Olympic Athletes Turn to Diabetes Tech - Amplify Oshkosh

Olympic Athletes Turn to Diabetes Tech

Olympic Athletes Turn to Diabetes Tech in Pursuit of Medals


Olympians, including Dutch marathon runner Abdi Nageeye, are using a new tool they hope will boost their medal chances this summer: tiny monitors that attach to the skin to track blood glucose levels. Continuous glucose monitors, or CGMs, were developed for use by diabetes patients but their makers, led by Abbott (ABT.N) and Dexcom (DXCM.O), also spy opportunities in sports and wellness.

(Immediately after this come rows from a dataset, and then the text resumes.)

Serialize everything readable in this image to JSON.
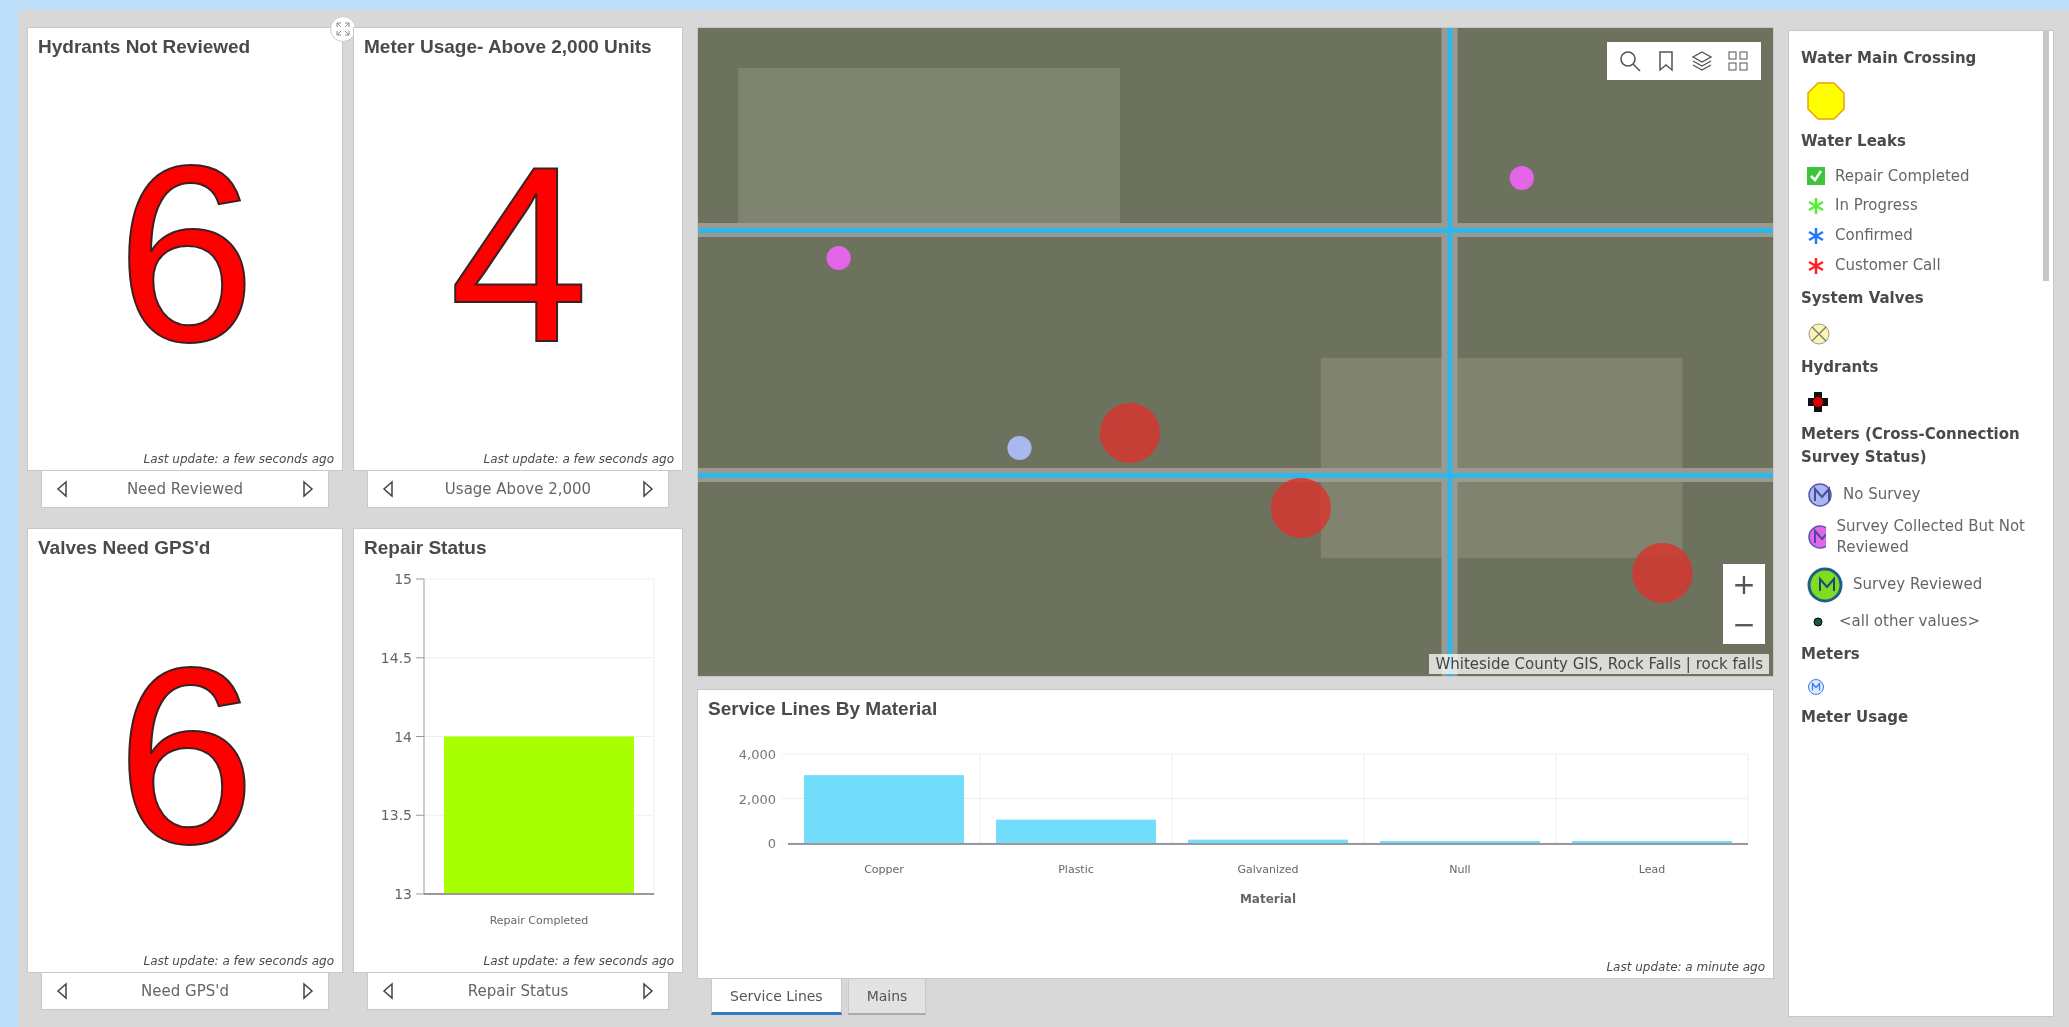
{
  "indicators": [
    {
      "title": "Hydrants Not Reviewed",
      "value": "6",
      "updated": "Last update: a few seconds ago",
      "nav_label": "Need Reviewed",
      "expand": true
    },
    {
      "title": "Meter Usage- Above 2,000 Units",
      "value": "4",
      "updated": "Last update: a few seconds ago",
      "nav_label": "Usage Above 2,000",
      "expand": false
    }
  ],
  "bottom_indicator": {
    "title": "Valves Need GPS'd",
    "value": "6",
    "updated": "Last update: a few seconds ago",
    "nav_label": "Need GPS'd",
    "expand": false
  },
  "repair_status": {
    "title": "Repair Status",
    "updated": "Last update: a few seconds ago",
    "nav_label": "Repair Status",
    "chart_data": {
      "type": "bar",
      "categories": [
        "Repair Completed"
      ],
      "series": [
        {
          "color": "#a8ff00",
          "values": [
            14
          ]
        }
      ],
      "grid": true,
      "ylim": [
        13,
        15
      ],
      "yticks": [
        13,
        13.5,
        14,
        14.5,
        15
      ]
    }
  },
  "map": {
    "attribution": "Whiteside County GIS, Rock Falls | rock falls",
    "zoom_in": "+",
    "zoom_out": "−"
  },
  "service_lines": {
    "title": "Service Lines By Material",
    "updated": "Last update: a minute ago",
    "chart_data": {
      "type": "bar",
      "xlabel": "Material",
      "categories": [
        "Copper",
        "Plastic",
        "Galvanized",
        "Null",
        "Lead"
      ],
      "series": [
        {
          "color": "#72dcfb",
          "values": [
            3050,
            1050,
            150,
            90,
            90
          ]
        }
      ],
      "grid": true,
      "ylim": [
        0,
        4000
      ],
      "yticks": [
        {
          "value": 0,
          "label": "0"
        },
        {
          "value": 2000,
          "label": "2,000"
        },
        {
          "value": 4000,
          "label": "4,000"
        }
      ]
    }
  },
  "tabs": [
    {
      "label": "Service Lines",
      "selected": true
    },
    {
      "label": "Mains",
      "selected": false
    }
  ],
  "legend": [
    {
      "title": "Water Main Crossing",
      "items": [
        {
          "kind": "octagon"
        }
      ]
    },
    {
      "title": "Water Leaks",
      "items": [
        {
          "kind": "check",
          "label": "Repair Completed"
        },
        {
          "kind": "asterisk",
          "label": "In Progress",
          "color": "#55ee33"
        },
        {
          "kind": "asterisk",
          "label": "Confirmed",
          "color": "#2277ff"
        },
        {
          "kind": "asterisk",
          "label": "Customer Call",
          "color": "#ff2222"
        }
      ]
    },
    {
      "title": "System Valves",
      "items": [
        {
          "kind": "valve"
        }
      ]
    },
    {
      "title": "Hydrants",
      "items": [
        {
          "kind": "hydrant"
        }
      ]
    },
    {
      "title": "Meters (Cross-Connection Survey Status)",
      "items": [
        {
          "kind": "meter",
          "label": "No Survey",
          "color": "#a9b9ef"
        },
        {
          "kind": "meter",
          "label": "Survey Collected But Not Reviewed",
          "color": "#e565e8"
        },
        {
          "kind": "meter",
          "label": "Survey Reviewed",
          "color": "#7fdc1f"
        },
        {
          "kind": "dot",
          "label": "<all other values>"
        }
      ]
    },
    {
      "title": "Meters",
      "items": [
        {
          "kind": "minimeter"
        }
      ]
    },
    {
      "title": "Meter Usage"
    }
  ]
}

The Paris Olympics, which start on July 26, are an opportunity to showcase the technology – even though there is as yet no proof it can boost athletic performance. “I do see a day where CGM is certainly going to be used outside of diabetes in a big way,” said Dexcom’s Chief Operating Officer Jacob Leach. Diabetes patients remain the CGM specialist’s commercial focus, he told Reuters, but Dexcom is also working with researchers on future use to optimize athletic performance. He would not disclose details.


The CGM market is already worth billions of dollars thanks to demand from diabetes patients, who use the coin-sized adhesive skin patches with a Bluetooth link to a smartphone instead of drawing blood through a finger stick. The readings help determine whether they need an insulin dose. In March, Dexcom’s Stelo device, targeting people with early-stage diabetes who are not on insulin, became the first CGM to win US approval for purchase without a prescription. Launch is planned for this summer.


Abbott introduced a CGM product for amateur and elite sports users without diabetes in Europe as early as 2020 and has sponsored Kenyan marathon great Eliud Kipchoge and his team since 2021. Top athletes and their support staff have been using CGMs to optimize calorie intake and workout intensity as they prepare for sport events. Abbott said it is targeting the non-diabetic consumer market. It is eyeing a US launch for its Lingo device and smartphone app for health and wellbeing, available in Britain since January at a cost of 120-150 pounds ($152-$190) per month. Sales of Abbott’s FreeStyle Libre range, the most commonly used CGMs, rose 23% to $5.3 billion in 2023 on demand from diabetes patients who value their ease of use and monitoring precision. Dexcom saw 2023 revenue grow 24% to $3.6 billion.


To read the rest of the article, click here.